### PROMPT
From the records that follow, copy every line in which "Tous" appears.

============

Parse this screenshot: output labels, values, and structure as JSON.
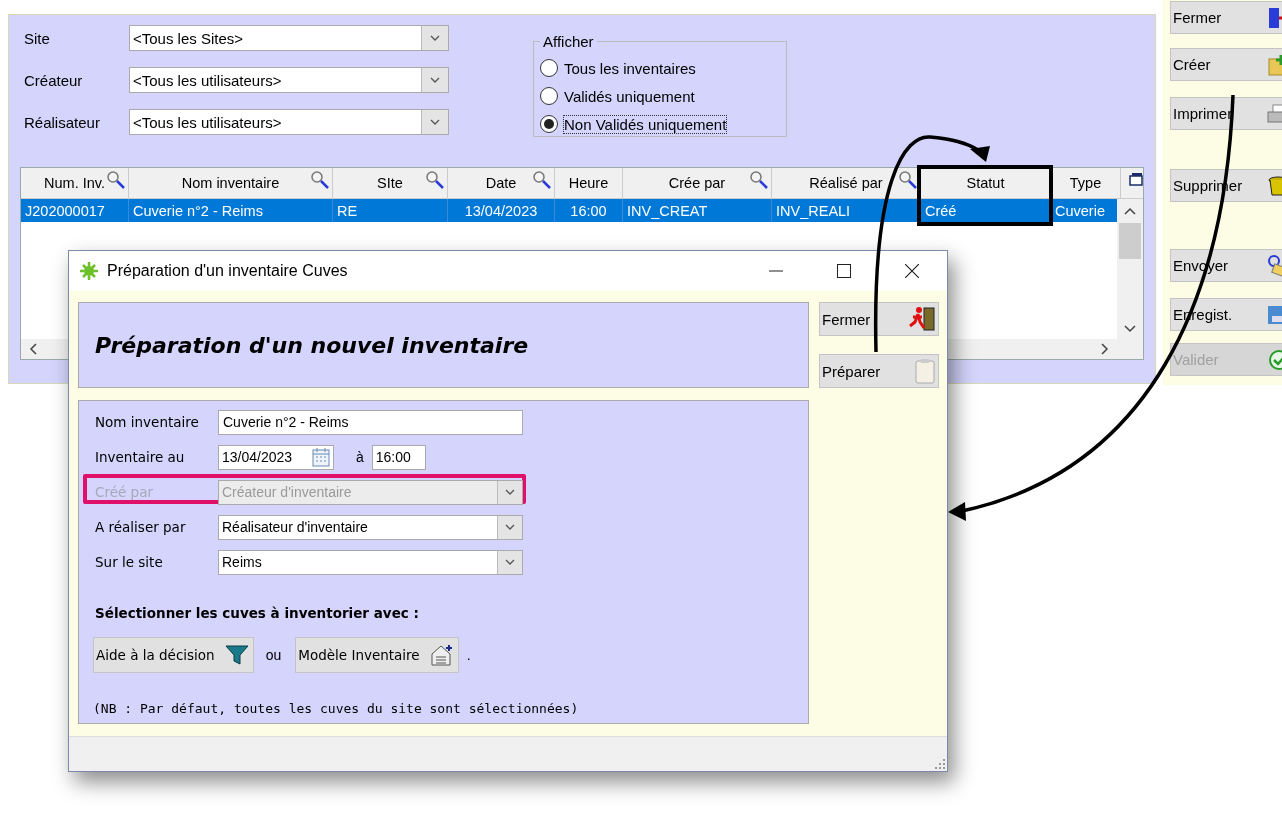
{
  "main_window": {
    "filters": [
      {
        "label": "Site",
        "value": "<Tous les Sites>"
      },
      {
        "label": "Créateur",
        "value": "<Tous les utilisateurs>"
      },
      {
        "label": "Réalisateur",
        "value": "<Tous les utilisateurs>"
      }
    ],
    "display_group": {
      "title": "Afficher",
      "options": [
        {
          "label": "Tous les inventaires",
          "selected": false
        },
        {
          "label": "Validés uniquement",
          "selected": false
        },
        {
          "label": "Non Validés uniquement",
          "selected": true
        }
      ]
    },
    "table": {
      "columns": [
        {
          "label": "Num. Inv.",
          "searchable": true,
          "highlighted": false
        },
        {
          "label": "Nom inventaire",
          "searchable": true,
          "highlighted": false
        },
        {
          "label": "SIte",
          "searchable": true,
          "highlighted": false
        },
        {
          "label": "Date",
          "searchable": true,
          "highlighted": false
        },
        {
          "label": "Heure",
          "searchable": false,
          "highlighted": false
        },
        {
          "label": "Crée par",
          "searchable": true,
          "highlighted": false
        },
        {
          "label": "Réalisé par",
          "searchable": true,
          "highlighted": false
        },
        {
          "label": "Statut",
          "searchable": false,
          "highlighted": true
        },
        {
          "label": "Type",
          "searchable": false,
          "highlighted": false
        }
      ],
      "rows": [
        {
          "selected": true,
          "cells": [
            "J202000017",
            "Cuverie n°2 - Reims",
            "RE",
            "13/04/2023",
            "16:00",
            "INV_CREAT",
            "INV_REALI",
            "Créé",
            "Cuverie"
          ]
        }
      ]
    },
    "buttons": [
      {
        "label": "Fermer",
        "kind": "close",
        "disabled": false
      },
      {
        "label": "Créer",
        "kind": "create",
        "disabled": false
      },
      {
        "label": "Imprimer",
        "kind": "print",
        "disabled": false
      },
      {
        "label": "Supprimer",
        "kind": "delete",
        "disabled": false
      },
      {
        "label": "Envoyer",
        "kind": "send",
        "disabled": false
      },
      {
        "label": "Enregist.",
        "kind": "save",
        "disabled": false
      },
      {
        "label": "Valider",
        "kind": "validate",
        "disabled": true
      }
    ]
  },
  "dialog": {
    "title": "Préparation d'un inventaire Cuves",
    "heading": "Préparation d'un nouvel inventaire",
    "fields": [
      {
        "kind": "text",
        "label": "Nom inventaire",
        "value": "Cuverie n°2 - Reims",
        "disabled": false,
        "highlighted": false
      },
      {
        "kind": "datetime",
        "label": "Inventaire au",
        "value": "13/04/2023",
        "joiner": "à",
        "time": "16:00",
        "disabled": false,
        "highlighted": false
      },
      {
        "kind": "combo",
        "label": "Créé par",
        "value": "Créateur d'inventaire",
        "disabled": true,
        "highlighted": true
      },
      {
        "kind": "combo",
        "label": "A réaliser par",
        "value": "Réalisateur d'inventaire",
        "disabled": false,
        "highlighted": false
      },
      {
        "kind": "combo",
        "label": "Sur le site",
        "value": "Reims",
        "disabled": false,
        "highlighted": false
      }
    ],
    "selection": {
      "title": "Sélectionner les cuves à inventorier avec :",
      "buttons": [
        {
          "label": "Aide à la décision",
          "kind": "funnel"
        },
        {
          "label": "Modèle Inventaire",
          "kind": "template"
        }
      ],
      "joiner": "ou",
      "trailer": "."
    },
    "note": "(NB : Par défaut, toutes les cuves du site sont sélectionnées)",
    "buttons": [
      {
        "label": "Fermer",
        "kind": "exit"
      },
      {
        "label": "Préparer",
        "kind": "prepare"
      }
    ]
  }
}
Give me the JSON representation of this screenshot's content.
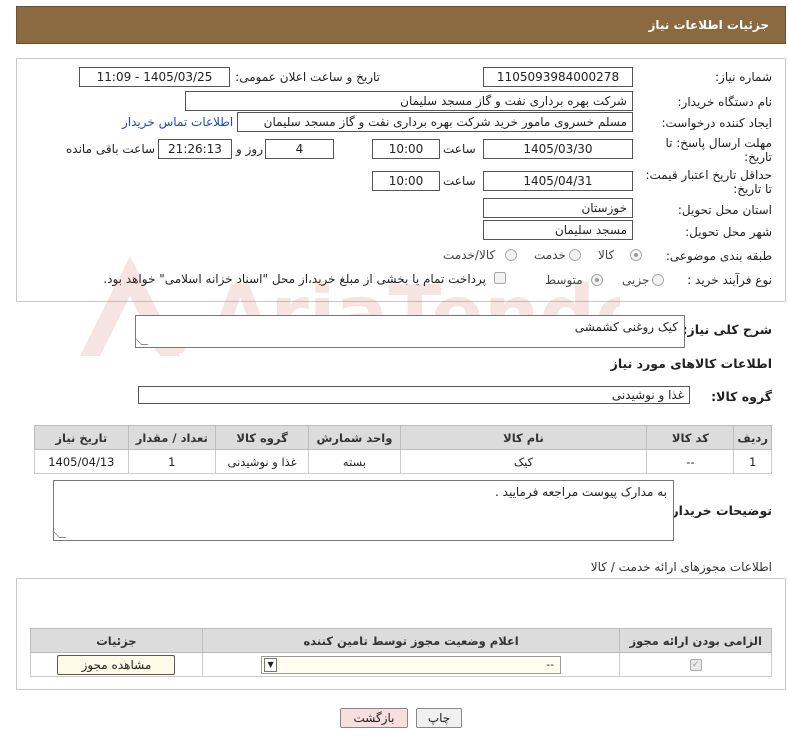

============

### TASK RESPONSE
        "value": "<Tous les Sites>"
        "value": "<Tous les utilisateurs>"
        "value": "<Tous les utilisateurs>"
          "label": "Tous les inventaires",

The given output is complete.